White Male Cataloguing Bias

White Male Cataloguing Bias

How can a bookseller catalog material by members of underrepresented groups without further entrenching the white male bias in bookselling? That is the question this essay will explore. It's a work in progress, a way of working out ideas by writing them down.

Last year a woman came into my shop (this was before Covid-19), looked around, and commented to me, "You don't have many women in here." I protested a bit and showed her some examples, but the statement was essentially true. Most of the collections I have bought over the years were assembled by men and they mostly collected books by men.

At an estate sale recently, I overheard a bookseller I respect saying to the sale manager, "I'm looking for books by, for, and about women. Not all of this Americana." I asked her about that on the phone later and she said explained that dealers think of Americana as what men did and that people don't pay much attention to what women were doing at the same time.

This gap in collecting, both by individuals and to a greater extent institutions, is being filled today by booksellers like me who have found a market for material by, for, and about women, as well as other underrepresented groups, Black Americans, Asian Americans, Mexican and Latinx Americans, LGBTQ people, etc. Some institutions refer to this as retrospective acquisitions, or filling in the holes in existing holding, like adding the carte de visite (CDV) photograph of the Civil War spy Pauline Cushman (shown here, but sold) to a collection of CVDs of Civil War soldiers.

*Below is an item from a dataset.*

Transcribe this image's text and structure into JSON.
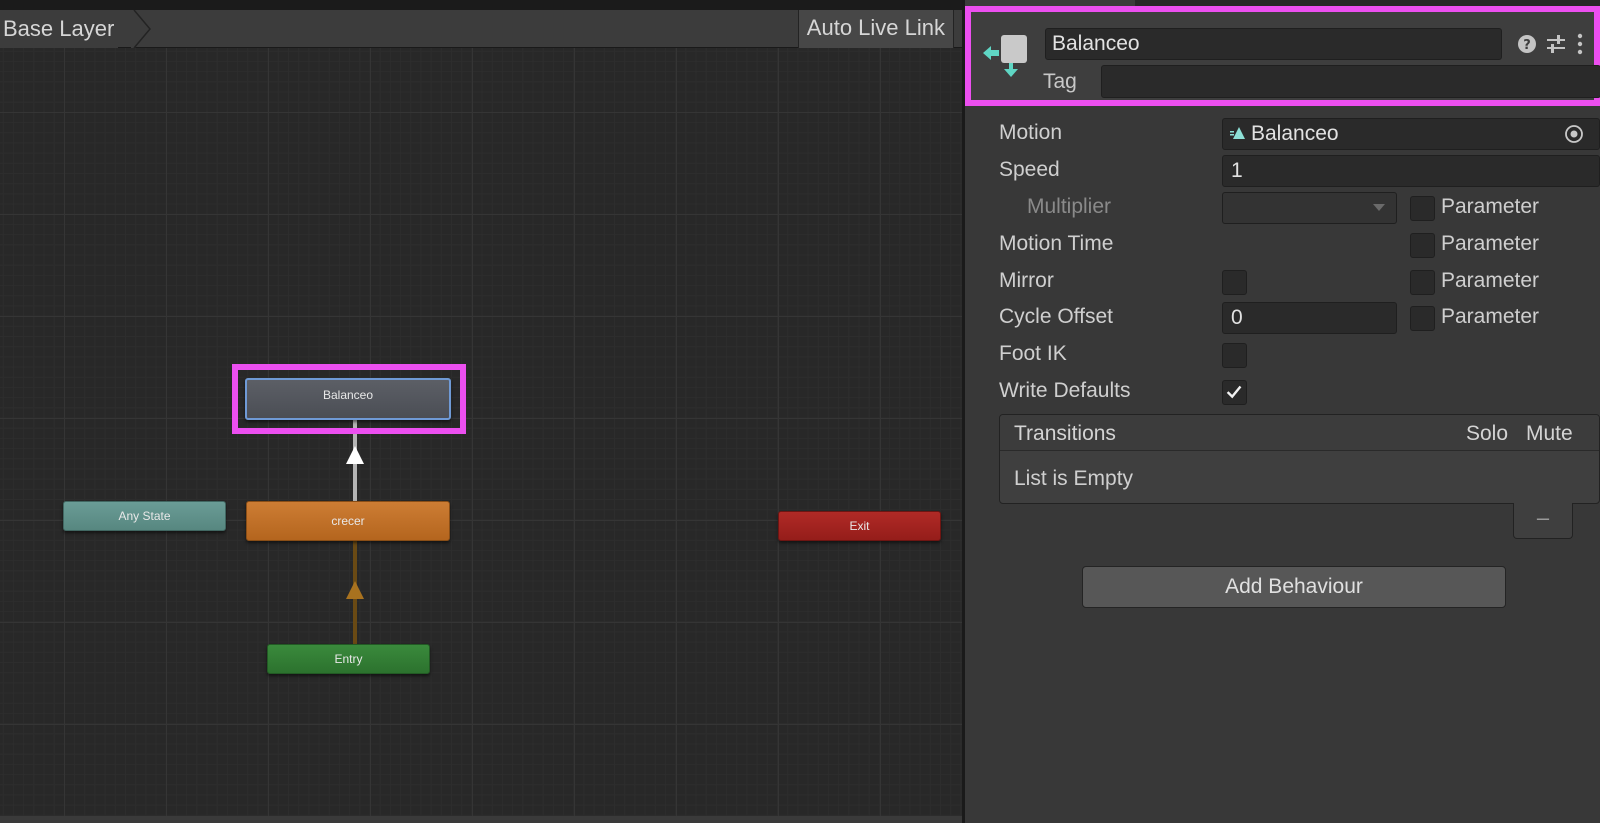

Broader interest in these subjects is good, but it poses a problem. Focusing on the achievements of, say, women or on Black writers only further emphasizes that they are being given separate and inherently unequal status. They are women aviators not aviators or Black novelists, not novelists. This week, I received digital catalogs from two booksellers devoted to women and not one designated as by men, yet most of the catalogs I get (and issue, frankly) almost exclusively contain material by, for, and about white men, but no one mentions it.

 As an example of this, consider the listings for books by the American Nobel Prize-winning author Toni Morrison. On the Antiquarian Booksellers' Association of America (ABAA) website, there are 191 listings (as of Sept. 20, 2020), and one quarter (54 of 191) mention that she is African American. Not one of the 888 (as of the same date) listings for books by Ernest Hemingway mention that he is white (and I checked every book that used the word white in its description), yet his whiteness is as much a part of his identity and writing style as Morrison's Blackness.

In his essay "The Literature of the Negro in the United States" (1957), Richard Wright confronts a similar conundrum. He describes how W. E. B. DuBois, Booker T. Washington, and other Black Americans fought for equality and secured investments and support from sympathetic white people. "But the irony in the efforts of these Negroes was that the gains they won fastened ever tighter around their necks the shackles of Jim Crowism. For example, every new hospital that was built was a Negro hospital, a Negro clinic, a Negro school... Instead of racial segregation lessoning, it grew, deepened, and spread."

Every time booksellers call out works by women or Chinese Americans or Muslim immigrants, we simultaneously make them more visible and more separate. The rest of this essay (to be written), will explore ideas for ameliorating, but not resolving, this conundrum.